(Problem to work on): Print out each record below, unaltered and complete, without its images.

[Items from an interface collection]
++++++++++++++++++++
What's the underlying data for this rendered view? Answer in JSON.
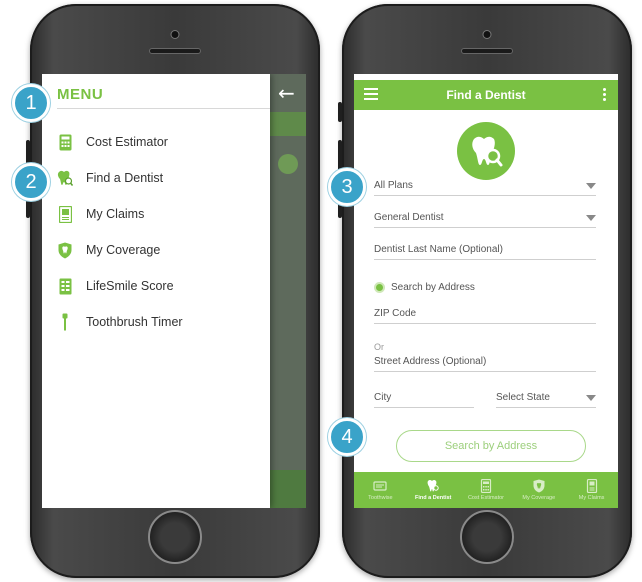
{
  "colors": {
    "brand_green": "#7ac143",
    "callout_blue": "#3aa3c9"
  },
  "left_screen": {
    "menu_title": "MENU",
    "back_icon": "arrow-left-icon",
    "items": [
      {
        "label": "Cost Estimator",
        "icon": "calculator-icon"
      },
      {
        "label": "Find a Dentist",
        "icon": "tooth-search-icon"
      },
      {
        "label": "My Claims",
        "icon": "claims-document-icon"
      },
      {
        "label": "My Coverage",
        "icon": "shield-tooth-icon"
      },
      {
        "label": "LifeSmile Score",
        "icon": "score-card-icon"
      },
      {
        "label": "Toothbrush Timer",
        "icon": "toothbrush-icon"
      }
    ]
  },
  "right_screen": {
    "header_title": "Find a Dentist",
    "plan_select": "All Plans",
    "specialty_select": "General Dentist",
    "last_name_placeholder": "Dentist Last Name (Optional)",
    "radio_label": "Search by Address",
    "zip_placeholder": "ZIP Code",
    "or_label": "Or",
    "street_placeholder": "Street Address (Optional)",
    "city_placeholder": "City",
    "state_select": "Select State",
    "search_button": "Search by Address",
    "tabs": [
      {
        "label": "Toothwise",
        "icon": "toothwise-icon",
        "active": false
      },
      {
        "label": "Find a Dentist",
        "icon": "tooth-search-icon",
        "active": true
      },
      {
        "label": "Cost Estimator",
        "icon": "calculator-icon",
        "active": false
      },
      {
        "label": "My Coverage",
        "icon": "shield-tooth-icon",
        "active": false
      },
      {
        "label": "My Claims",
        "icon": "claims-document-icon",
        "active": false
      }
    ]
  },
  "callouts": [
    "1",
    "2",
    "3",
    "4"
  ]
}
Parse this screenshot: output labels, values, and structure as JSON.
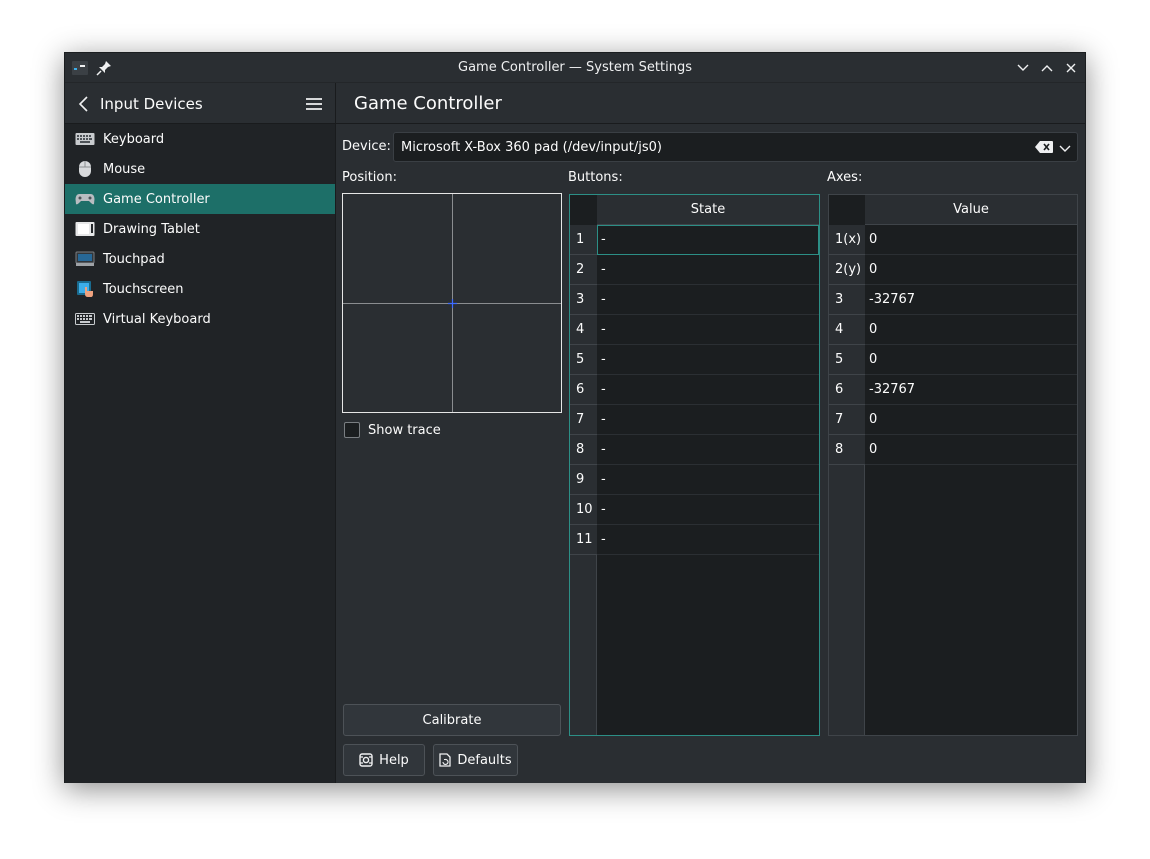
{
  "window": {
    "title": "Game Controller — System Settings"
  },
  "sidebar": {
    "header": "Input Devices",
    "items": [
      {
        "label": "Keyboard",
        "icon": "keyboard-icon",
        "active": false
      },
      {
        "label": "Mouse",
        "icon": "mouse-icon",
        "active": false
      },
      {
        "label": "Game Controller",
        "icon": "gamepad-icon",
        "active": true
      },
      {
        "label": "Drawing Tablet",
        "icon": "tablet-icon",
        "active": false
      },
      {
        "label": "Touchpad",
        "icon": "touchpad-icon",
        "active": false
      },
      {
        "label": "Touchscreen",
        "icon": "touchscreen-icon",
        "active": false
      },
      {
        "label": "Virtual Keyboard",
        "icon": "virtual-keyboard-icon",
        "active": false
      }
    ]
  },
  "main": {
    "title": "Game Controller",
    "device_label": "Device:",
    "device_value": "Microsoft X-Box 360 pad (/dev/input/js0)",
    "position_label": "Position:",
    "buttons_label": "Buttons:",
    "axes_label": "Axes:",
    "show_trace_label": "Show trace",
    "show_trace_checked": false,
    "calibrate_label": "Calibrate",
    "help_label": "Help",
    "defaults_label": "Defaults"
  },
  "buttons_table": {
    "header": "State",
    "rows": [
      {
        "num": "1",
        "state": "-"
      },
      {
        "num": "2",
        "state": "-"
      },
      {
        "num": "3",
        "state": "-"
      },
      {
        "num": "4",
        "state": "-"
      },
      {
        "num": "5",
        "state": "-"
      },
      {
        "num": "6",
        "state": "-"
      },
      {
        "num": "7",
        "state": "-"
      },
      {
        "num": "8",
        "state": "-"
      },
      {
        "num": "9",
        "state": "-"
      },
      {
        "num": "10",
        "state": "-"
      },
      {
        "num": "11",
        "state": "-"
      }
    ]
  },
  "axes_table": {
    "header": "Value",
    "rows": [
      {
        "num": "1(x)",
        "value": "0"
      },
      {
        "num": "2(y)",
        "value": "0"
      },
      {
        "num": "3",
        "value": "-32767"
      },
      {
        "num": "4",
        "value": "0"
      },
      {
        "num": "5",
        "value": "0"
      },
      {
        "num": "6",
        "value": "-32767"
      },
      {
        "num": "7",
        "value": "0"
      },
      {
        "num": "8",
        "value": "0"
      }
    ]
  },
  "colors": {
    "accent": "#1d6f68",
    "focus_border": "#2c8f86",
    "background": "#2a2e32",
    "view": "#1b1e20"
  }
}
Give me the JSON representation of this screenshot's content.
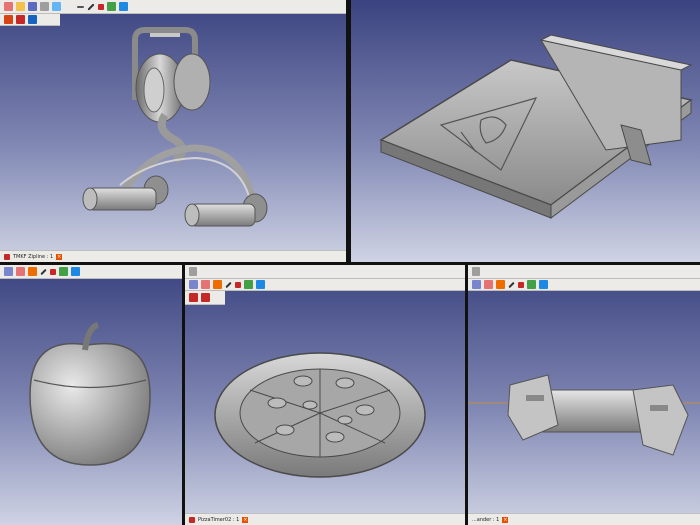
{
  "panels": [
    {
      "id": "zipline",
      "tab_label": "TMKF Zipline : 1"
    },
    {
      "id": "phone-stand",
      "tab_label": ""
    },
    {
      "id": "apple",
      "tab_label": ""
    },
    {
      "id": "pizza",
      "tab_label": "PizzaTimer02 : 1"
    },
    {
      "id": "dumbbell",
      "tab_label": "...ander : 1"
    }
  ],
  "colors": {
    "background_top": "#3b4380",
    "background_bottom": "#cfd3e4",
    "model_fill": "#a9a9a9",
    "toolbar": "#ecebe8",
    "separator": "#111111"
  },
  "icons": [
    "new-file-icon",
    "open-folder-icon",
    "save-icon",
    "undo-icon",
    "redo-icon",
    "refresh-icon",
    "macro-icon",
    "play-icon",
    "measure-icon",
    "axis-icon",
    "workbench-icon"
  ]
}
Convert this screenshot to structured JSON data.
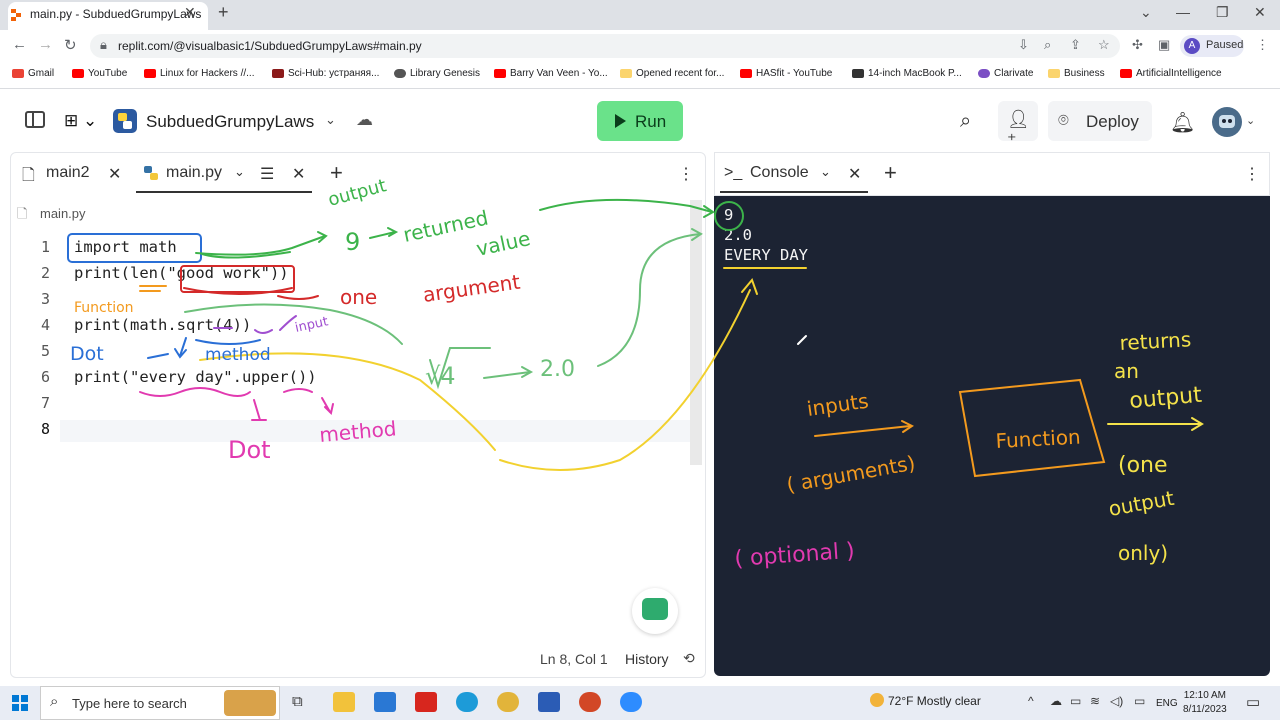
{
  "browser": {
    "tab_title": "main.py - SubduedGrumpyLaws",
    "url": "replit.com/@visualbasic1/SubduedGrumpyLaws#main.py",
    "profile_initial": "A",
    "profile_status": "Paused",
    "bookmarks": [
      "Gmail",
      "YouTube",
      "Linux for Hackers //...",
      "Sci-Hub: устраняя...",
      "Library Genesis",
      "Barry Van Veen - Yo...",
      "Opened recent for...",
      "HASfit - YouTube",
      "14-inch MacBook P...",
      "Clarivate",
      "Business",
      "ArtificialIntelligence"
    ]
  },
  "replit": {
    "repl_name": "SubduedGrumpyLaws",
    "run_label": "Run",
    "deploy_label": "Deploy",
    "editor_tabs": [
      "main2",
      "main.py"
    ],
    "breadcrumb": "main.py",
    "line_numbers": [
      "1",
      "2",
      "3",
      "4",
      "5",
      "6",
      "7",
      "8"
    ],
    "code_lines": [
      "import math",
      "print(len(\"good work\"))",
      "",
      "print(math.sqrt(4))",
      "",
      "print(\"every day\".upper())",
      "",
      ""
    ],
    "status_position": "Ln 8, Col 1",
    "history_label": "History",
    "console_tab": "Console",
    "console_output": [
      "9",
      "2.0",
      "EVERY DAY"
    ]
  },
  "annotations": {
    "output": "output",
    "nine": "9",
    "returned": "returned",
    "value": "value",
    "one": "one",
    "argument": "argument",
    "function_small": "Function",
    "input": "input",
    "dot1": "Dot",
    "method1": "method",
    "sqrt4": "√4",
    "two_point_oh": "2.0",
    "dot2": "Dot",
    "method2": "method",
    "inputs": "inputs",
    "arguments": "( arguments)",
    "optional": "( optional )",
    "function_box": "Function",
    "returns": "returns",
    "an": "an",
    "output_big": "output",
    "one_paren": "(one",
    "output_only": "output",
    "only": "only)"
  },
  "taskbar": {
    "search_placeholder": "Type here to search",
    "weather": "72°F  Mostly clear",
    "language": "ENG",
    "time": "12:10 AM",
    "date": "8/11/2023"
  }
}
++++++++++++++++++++
(Completed task):
What's the underlying data for this rendered view? Answer in JSON.
{
  "colors": {
    "brand_green": "#7ac143",
    "callout_blue": "#3aa3c9"
  },
  "left_screen": {
    "menu_title": "MENU",
    "back_icon": "arrow-left-icon",
    "items": [
      {
        "label": "Cost Estimator",
        "icon": "calculator-icon"
      },
      {
        "label": "Find a Dentist",
        "icon": "tooth-search-icon"
      },
      {
        "label": "My Claims",
        "icon": "claims-document-icon"
      },
      {
        "label": "My Coverage",
        "icon": "shield-tooth-icon"
      },
      {
        "label": "LifeSmile Score",
        "icon": "score-card-icon"
      },
      {
        "label": "Toothbrush Timer",
        "icon": "toothbrush-icon"
      }
    ]
  },
  "right_screen": {
    "header_title": "Find a Dentist",
    "plan_select": "All Plans",
    "specialty_select": "General Dentist",
    "last_name_placeholder": "Dentist Last Name (Optional)",
    "radio_label": "Search by Address",
    "zip_placeholder": "ZIP Code",
    "or_label": "Or",
    "street_placeholder": "Street Address (Optional)",
    "city_placeholder": "City",
    "state_select": "Select State",
    "search_button": "Search by Address",
    "tabs": [
      {
        "label": "Toothwise",
        "icon": "toothwise-icon",
        "active": false
      },
      {
        "label": "Find a Dentist",
        "icon": "tooth-search-icon",
        "active": true
      },
      {
        "label": "Cost Estimator",
        "icon": "calculator-icon",
        "active": false
      },
      {
        "label": "My Coverage",
        "icon": "shield-tooth-icon",
        "active": false
      },
      {
        "label": "My Claims",
        "icon": "claims-document-icon",
        "active": false
      }
    ]
  },
  "callouts": [
    "1",
    "2",
    "3",
    "4"
  ]
}
Parse this screenshot: output labels, values, and structure as JSON.
{
  "window": {
    "title": "Game Controller — System Settings"
  },
  "sidebar": {
    "header": "Input Devices",
    "items": [
      {
        "label": "Keyboard",
        "icon": "keyboard-icon",
        "active": false
      },
      {
        "label": "Mouse",
        "icon": "mouse-icon",
        "active": false
      },
      {
        "label": "Game Controller",
        "icon": "gamepad-icon",
        "active": true
      },
      {
        "label": "Drawing Tablet",
        "icon": "tablet-icon",
        "active": false
      },
      {
        "label": "Touchpad",
        "icon": "touchpad-icon",
        "active": false
      },
      {
        "label": "Touchscreen",
        "icon": "touchscreen-icon",
        "active": false
      },
      {
        "label": "Virtual Keyboard",
        "icon": "virtual-keyboard-icon",
        "active": false
      }
    ]
  },
  "main": {
    "title": "Game Controller",
    "device_label": "Device:",
    "device_value": "Microsoft X-Box 360 pad (/dev/input/js0)",
    "position_label": "Position:",
    "buttons_label": "Buttons:",
    "axes_label": "Axes:",
    "show_trace_label": "Show trace",
    "show_trace_checked": false,
    "calibrate_label": "Calibrate",
    "help_label": "Help",
    "defaults_label": "Defaults"
  },
  "buttons_table": {
    "header": "State",
    "rows": [
      {
        "num": "1",
        "state": "-"
      },
      {
        "num": "2",
        "state": "-"
      },
      {
        "num": "3",
        "state": "-"
      },
      {
        "num": "4",
        "state": "-"
      },
      {
        "num": "5",
        "state": "-"
      },
      {
        "num": "6",
        "state": "-"
      },
      {
        "num": "7",
        "state": "-"
      },
      {
        "num": "8",
        "state": "-"
      },
      {
        "num": "9",
        "state": "-"
      },
      {
        "num": "10",
        "state": "-"
      },
      {
        "num": "11",
        "state": "-"
      }
    ]
  },
  "axes_table": {
    "header": "Value",
    "rows": [
      {
        "num": "1(x)",
        "value": "0"
      },
      {
        "num": "2(y)",
        "value": "0"
      },
      {
        "num": "3",
        "value": "-32767"
      },
      {
        "num": "4",
        "value": "0"
      },
      {
        "num": "5",
        "value": "0"
      },
      {
        "num": "6",
        "value": "-32767"
      },
      {
        "num": "7",
        "value": "0"
      },
      {
        "num": "8",
        "value": "0"
      }
    ]
  },
  "colors": {
    "accent": "#1d6f68",
    "focus_border": "#2c8f86",
    "background": "#2a2e32",
    "view": "#1b1e20"
  }
}
Give me the JSON representation of this screenshot's content.
{
  "panels": [
    {
      "id": "zipline",
      "tab_label": "TMKF Zipline : 1"
    },
    {
      "id": "phone-stand",
      "tab_label": ""
    },
    {
      "id": "apple",
      "tab_label": ""
    },
    {
      "id": "pizza",
      "tab_label": "PizzaTimer02 : 1"
    },
    {
      "id": "dumbbell",
      "tab_label": "...ander : 1"
    }
  ],
  "colors": {
    "background_top": "#3b4380",
    "background_bottom": "#cfd3e4",
    "model_fill": "#a9a9a9",
    "toolbar": "#ecebe8",
    "separator": "#111111"
  },
  "icons": [
    "new-file-icon",
    "open-folder-icon",
    "save-icon",
    "undo-icon",
    "redo-icon",
    "refresh-icon",
    "macro-icon",
    "play-icon",
    "measure-icon",
    "axis-icon",
    "workbench-icon"
  ]
}
Convert this screenshot to structured JSON data.
{
  "browser": {
    "tab_title": "main.py - SubduedGrumpyLaws",
    "url": "replit.com/@visualbasic1/SubduedGrumpyLaws#main.py",
    "profile_initial": "A",
    "profile_status": "Paused",
    "bookmarks": [
      "Gmail",
      "YouTube",
      "Linux for Hackers //...",
      "Sci-Hub: устраняя...",
      "Library Genesis",
      "Barry Van Veen - Yo...",
      "Opened recent for...",
      "HASfit - YouTube",
      "14-inch MacBook P...",
      "Clarivate",
      "Business",
      "ArtificialIntelligence"
    ]
  },
  "replit": {
    "repl_name": "SubduedGrumpyLaws",
    "run_label": "Run",
    "deploy_label": "Deploy",
    "editor_tabs": [
      "main2",
      "main.py"
    ],
    "breadcrumb": "main.py",
    "line_numbers": [
      "1",
      "2",
      "3",
      "4",
      "5",
      "6",
      "7",
      "8"
    ],
    "code_lines": [
      "import math",
      "print(len(\"good work\"))",
      "",
      "print(math.sqrt(4))",
      "",
      "print(\"every day\".upper())",
      "",
      ""
    ],
    "status_position": "Ln 8, Col 1",
    "history_label": "History",
    "console_tab": "Console",
    "console_output": [
      "9",
      "2.0",
      "EVERY DAY"
    ]
  },
  "annotations": {
    "output": "output",
    "nine": "9",
    "returned": "returned",
    "value": "value",
    "one": "one",
    "argument": "argument",
    "function_small": "Function",
    "input": "input",
    "dot1": "Dot",
    "method1": "method",
    "sqrt4": "√4",
    "two_point_oh": "2.0",
    "dot2": "Dot",
    "method2": "method",
    "inputs": "inputs",
    "arguments": "( arguments)",
    "optional": "( optional )",
    "function_box": "Function",
    "returns": "returns",
    "an": "an",
    "output_big": "output",
    "one_paren": "(one",
    "output_only": "output",
    "only": "only)"
  },
  "taskbar": {
    "search_placeholder": "Type here to search",
    "weather": "72°F  Mostly clear",
    "language": "ENG",
    "time": "12:10 AM",
    "date": "8/11/2023"
  }
}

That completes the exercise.